WHAT THE EXERCISE ASKS >> Scan the material that follows. Copy every line containing the word "control".

>>>>>

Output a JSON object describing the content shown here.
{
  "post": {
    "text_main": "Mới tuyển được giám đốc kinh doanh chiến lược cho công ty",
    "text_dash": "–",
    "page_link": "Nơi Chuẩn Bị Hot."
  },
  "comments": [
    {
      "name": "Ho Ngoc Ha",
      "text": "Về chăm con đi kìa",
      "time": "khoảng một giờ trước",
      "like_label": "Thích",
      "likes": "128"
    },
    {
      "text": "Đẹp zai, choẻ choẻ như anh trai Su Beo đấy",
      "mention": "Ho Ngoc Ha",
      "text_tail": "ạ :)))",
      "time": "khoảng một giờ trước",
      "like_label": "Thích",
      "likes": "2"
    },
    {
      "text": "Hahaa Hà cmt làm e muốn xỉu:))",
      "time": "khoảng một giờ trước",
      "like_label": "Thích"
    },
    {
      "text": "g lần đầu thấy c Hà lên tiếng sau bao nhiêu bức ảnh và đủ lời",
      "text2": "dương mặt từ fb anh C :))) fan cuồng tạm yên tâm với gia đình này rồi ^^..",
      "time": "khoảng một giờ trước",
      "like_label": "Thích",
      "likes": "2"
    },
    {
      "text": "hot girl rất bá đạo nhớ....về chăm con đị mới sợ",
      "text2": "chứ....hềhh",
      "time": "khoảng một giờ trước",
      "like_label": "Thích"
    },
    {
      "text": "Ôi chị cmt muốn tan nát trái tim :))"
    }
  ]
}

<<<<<
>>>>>

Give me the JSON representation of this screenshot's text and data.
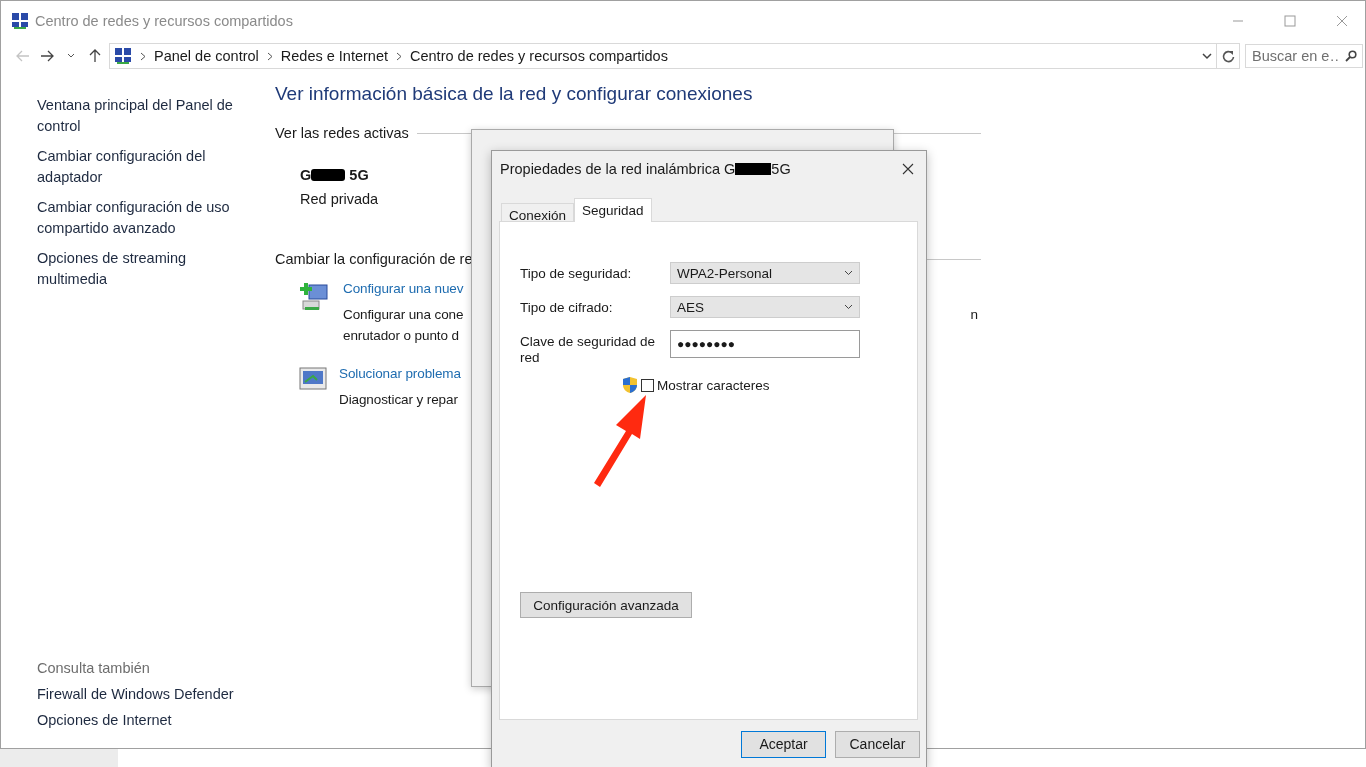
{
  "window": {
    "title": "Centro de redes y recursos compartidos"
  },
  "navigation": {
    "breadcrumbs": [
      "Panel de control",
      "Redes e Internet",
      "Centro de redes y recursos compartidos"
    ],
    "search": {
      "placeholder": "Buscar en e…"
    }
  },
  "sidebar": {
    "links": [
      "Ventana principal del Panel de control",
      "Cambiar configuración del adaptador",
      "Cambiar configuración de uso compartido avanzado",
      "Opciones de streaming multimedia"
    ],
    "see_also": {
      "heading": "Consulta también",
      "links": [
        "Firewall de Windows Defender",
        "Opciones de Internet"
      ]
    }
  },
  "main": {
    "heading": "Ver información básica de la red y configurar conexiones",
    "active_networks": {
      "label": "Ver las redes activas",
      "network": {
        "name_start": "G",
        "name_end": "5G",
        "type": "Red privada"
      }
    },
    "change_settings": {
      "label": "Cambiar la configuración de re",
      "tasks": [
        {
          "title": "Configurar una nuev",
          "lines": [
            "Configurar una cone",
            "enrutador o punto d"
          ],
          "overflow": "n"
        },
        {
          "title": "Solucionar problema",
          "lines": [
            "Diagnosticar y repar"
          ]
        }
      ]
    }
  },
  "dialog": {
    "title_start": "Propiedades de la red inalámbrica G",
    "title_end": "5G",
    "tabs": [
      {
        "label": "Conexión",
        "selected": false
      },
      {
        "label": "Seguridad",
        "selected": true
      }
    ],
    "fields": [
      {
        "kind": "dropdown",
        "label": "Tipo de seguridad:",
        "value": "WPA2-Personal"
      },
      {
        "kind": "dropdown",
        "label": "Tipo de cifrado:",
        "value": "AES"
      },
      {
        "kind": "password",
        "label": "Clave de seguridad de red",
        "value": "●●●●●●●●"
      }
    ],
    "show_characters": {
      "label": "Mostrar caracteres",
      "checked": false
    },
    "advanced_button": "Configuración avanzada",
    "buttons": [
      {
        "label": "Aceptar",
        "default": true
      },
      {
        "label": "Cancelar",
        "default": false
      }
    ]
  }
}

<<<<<

OUTPUT BELOW >>
      "Panel de control",
      "Ventana principal del Panel de control",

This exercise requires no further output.